There’s no denying that it was a disastrous first season for Neal in Calgary, with his point total lower than any goal-scoring output he’s ever had. So what do the deeper counts tell us about Neal’s season from hell, was it a matter of bad luck or lack of offensive possession contribution? (Counts at 5v5)
|CF%||GF%||SCF%||HDCF/CA||HDCF%||HDGF/GA||HDGF%||On-Ice SH%||PDO||Off.Zone Starts%|
The Flames’ offence finished tied (with the San Jose Sharks) for second in the league with 289 goals (behind only the juggernaut Tampa Bay Lightning), so it makes sense that a player with less than 10 goals who be drastically separated from the rest of the herd in terms of goals, but even the just the lower Corsi chances, in general, suggest that Neal either wasn’t playing with anyone who could help him contribute offensively, or that he was holding his linemates back.
Neal’s most frequent linemate at 5v5 was Sam Bennett (247:03 TOI together) who has also struggled a bit to find his offensive touch with the Flames, so it could’ve been a factor of two players both unable to bail the other out while they went through an offensive funk.
So how bad was the fall for Neal last season from his previous success? Let’s look at his past five seasons:
Neal’s shooting percentage has been widely discussed, but just as a reminder that other than last season he’s never had a season with a shooting percentage below 10.0%. Notable to go along with his scoring clip is his volume of shots. If you don’t count his lockout-shortened 2012-13 season with the Pittsburgh Penguins– in which were you to extrapolate to Neal only playing in 59 games (his all-time low), he still would’ve had exactly 200 shots– last season was the only time since his rookie season that Neal had less than at least 200 shots. Another important outliner from last season was also his opportunity on the ice. Last year was the only time Neal’s TOI/GM dipped below 15:00; in fact, he’s never averaged less than 17:00 since his rookie season.
Clearly, Neal was in the doghouse with the Flames coaching staff, but is age also a factor in the sudden drop in stats? Well let’s look at how he’s stacked up with the rest of his peers from the 2005 NHL Draft Class:
An abysmally career low in shooting percentage, coupled with a career low in TOI and the least amount of shots in a decade, undoubtedly lead to such a poor offensive season for Neal. With an opportunity to play with either McDavid or Draisaitl will also undoubtedly lead to a spike in both TOI and shot volume, so the opportunity to have a goal-scoring revival is there for the taking.
However, the biggest concern for Neal has to be his health. His 2015-16 with the Predators is the only fully healthy season of his eleven-year career. On a team that is notoriously paper-thin on the wings, even with a comeback season in the 15-20 goal range, a ten-game stretch on the IR could sewer the Oilers’ playoff hopes.
But, the fact of the matter is that things couldn’t possibly be as disappointing for Neal in Edmonton as they were for Lucic.

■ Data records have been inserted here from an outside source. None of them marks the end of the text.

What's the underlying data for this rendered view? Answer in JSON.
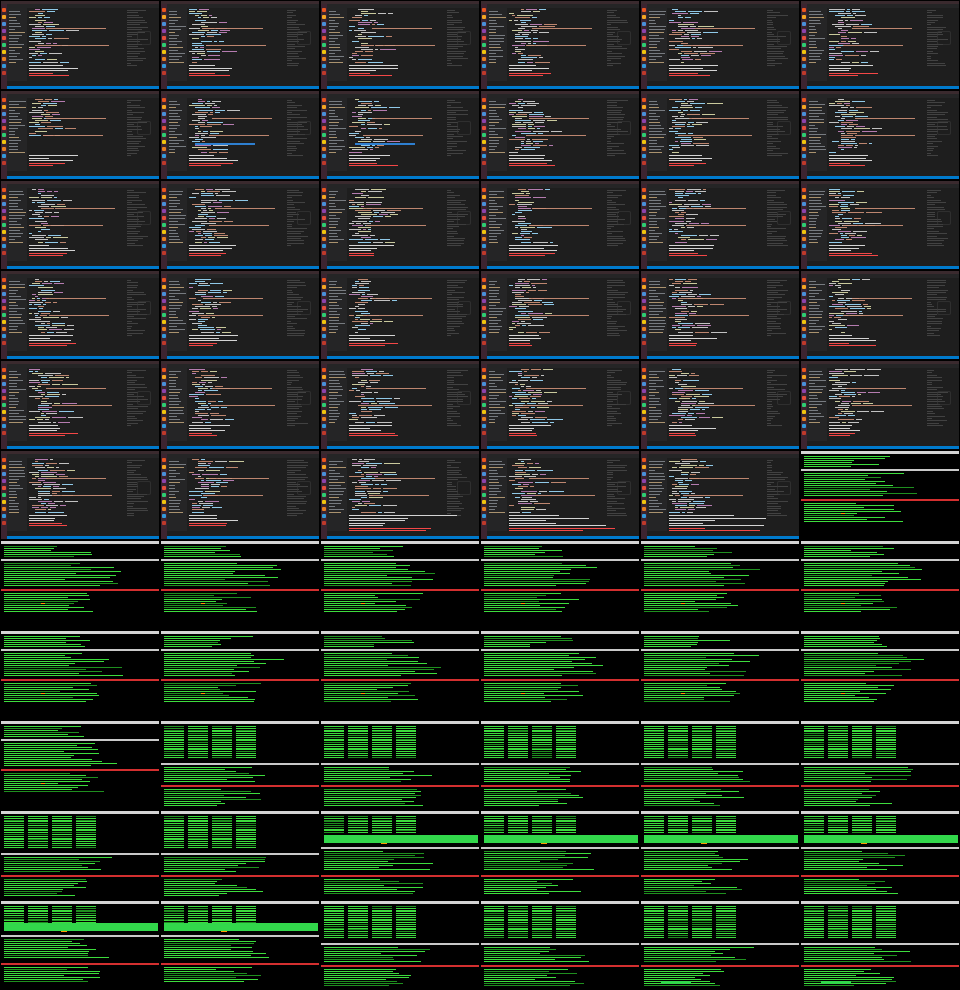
{
  "screen": {
    "description_free": true,
    "rows": 11,
    "columns": 6
  },
  "colors": {
    "editor_background": "#1e1e1e",
    "editor_sidebar": "#252526",
    "editor_statusbar": "#007acc",
    "launcher": "#3c2430",
    "code_keyword": "#c586c0",
    "code_string": "#ce9178",
    "code_function": "#dcdcaa",
    "code_variable": "#9cdcfe",
    "code_plain": "#d4d4d4",
    "code_comment": "#6a9955",
    "code_error": "#f44747",
    "terminal_background": "#000000",
    "terminal_text": "#3ddc3d",
    "terminal_dim": "#1f8f1f",
    "terminal_border_red": "#d32f2f",
    "terminal_border_white": "#c9c9c9",
    "progress_fill": "#32d74b"
  },
  "frames": [
    {
      "kind": "editor"
    },
    {
      "kind": "editor"
    },
    {
      "kind": "editor"
    },
    {
      "kind": "editor"
    },
    {
      "kind": "editor"
    },
    {
      "kind": "editor"
    },
    {
      "kind": "editor",
      "variant": "short"
    },
    {
      "kind": "editor",
      "variant": "selection"
    },
    {
      "kind": "editor",
      "variant": "selection"
    },
    {
      "kind": "editor"
    },
    {
      "kind": "editor"
    },
    {
      "kind": "editor"
    },
    {
      "kind": "editor"
    },
    {
      "kind": "editor"
    },
    {
      "kind": "editor"
    },
    {
      "kind": "editor"
    },
    {
      "kind": "editor"
    },
    {
      "kind": "editor"
    },
    {
      "kind": "editor"
    },
    {
      "kind": "editor"
    },
    {
      "kind": "editor"
    },
    {
      "kind": "editor"
    },
    {
      "kind": "editor"
    },
    {
      "kind": "editor"
    },
    {
      "kind": "editor"
    },
    {
      "kind": "editor"
    },
    {
      "kind": "editor"
    },
    {
      "kind": "editor"
    },
    {
      "kind": "editor"
    },
    {
      "kind": "editor"
    },
    {
      "kind": "editor"
    },
    {
      "kind": "editor"
    },
    {
      "kind": "editor",
      "variant": "terminal-output"
    },
    {
      "kind": "editor",
      "variant": "terminal-output"
    },
    {
      "kind": "editor",
      "variant": "terminal-output"
    },
    {
      "kind": "terminal",
      "variant": "split"
    },
    {
      "kind": "terminal",
      "variant": "split"
    },
    {
      "kind": "terminal",
      "variant": "split"
    },
    {
      "kind": "terminal",
      "variant": "split"
    },
    {
      "kind": "terminal",
      "variant": "split"
    },
    {
      "kind": "terminal",
      "variant": "split"
    },
    {
      "kind": "terminal",
      "variant": "split"
    },
    {
      "kind": "terminal",
      "variant": "split"
    },
    {
      "kind": "terminal",
      "variant": "split"
    },
    {
      "kind": "terminal",
      "variant": "split"
    },
    {
      "kind": "terminal",
      "variant": "split"
    },
    {
      "kind": "terminal",
      "variant": "split"
    },
    {
      "kind": "terminal",
      "variant": "split"
    },
    {
      "kind": "terminal",
      "variant": "split"
    },
    {
      "kind": "terminal",
      "variant": "columns"
    },
    {
      "kind": "terminal",
      "variant": "columns"
    },
    {
      "kind": "terminal",
      "variant": "columns"
    },
    {
      "kind": "terminal",
      "variant": "columns"
    },
    {
      "kind": "terminal",
      "variant": "columns"
    },
    {
      "kind": "terminal",
      "variant": "columns"
    },
    {
      "kind": "terminal",
      "variant": "columns"
    },
    {
      "kind": "terminal",
      "variant": "progress",
      "progress": 1.0
    },
    {
      "kind": "terminal",
      "variant": "progress",
      "progress": 1.0
    },
    {
      "kind": "terminal",
      "variant": "progress",
      "progress": 1.0
    },
    {
      "kind": "terminal",
      "variant": "progress",
      "progress": 1.0
    },
    {
      "kind": "terminal",
      "variant": "progress-top",
      "progress": 1.0
    },
    {
      "kind": "terminal",
      "variant": "progress-top",
      "progress": 1.0
    },
    {
      "kind": "terminal",
      "variant": "columns"
    },
    {
      "kind": "terminal",
      "variant": "columns"
    },
    {
      "kind": "terminal",
      "variant": "columns-bar",
      "progress": 0.5
    },
    {
      "kind": "terminal",
      "variant": "columns-bar",
      "progress": 0.5
    }
  ]
}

Should he continue his offensive slid, the buyout cost for Neal’s contract is manageable, so that last-ditch option is there. But the plan here is for Neal to be a regular contributor in the top-six, rediscovering his scoring touch and being a boon to the Oilers’ offence and helping lead them to a 2020 playoff run.
In my honest opinion, I think that will be the case. He’ll likely miss his obligatory 10-or-so games, but in the games that he will be in the lineup, he’s going to offer the team a balanced scoring threat that’ll be a very welcome change to a team that relies far too heavily on their top two contributors.